What the task asks: Please repeat the listing in its entirety, without any alteration.

Data supplied:

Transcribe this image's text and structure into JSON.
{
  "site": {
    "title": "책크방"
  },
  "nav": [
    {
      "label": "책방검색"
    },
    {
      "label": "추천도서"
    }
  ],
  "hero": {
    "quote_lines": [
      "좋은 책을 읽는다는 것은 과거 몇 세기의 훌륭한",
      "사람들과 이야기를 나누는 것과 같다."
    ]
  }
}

Completed exercise:
Transcribe this image's text and structure into JSON.
{
  "site": {
    "title": "책크방"
  },
  "nav": [
    {
      "label": "책방검색"
    },
    {
      "label": "추천도서"
    }
  ],
  "hero": {
    "quote_lines": [
      "좋은 책을 읽는다는 것은 과거 몇 세기의 훌륭한",
      "사람들과 이야기를 나누는 것과 같다."
    ]
  }
}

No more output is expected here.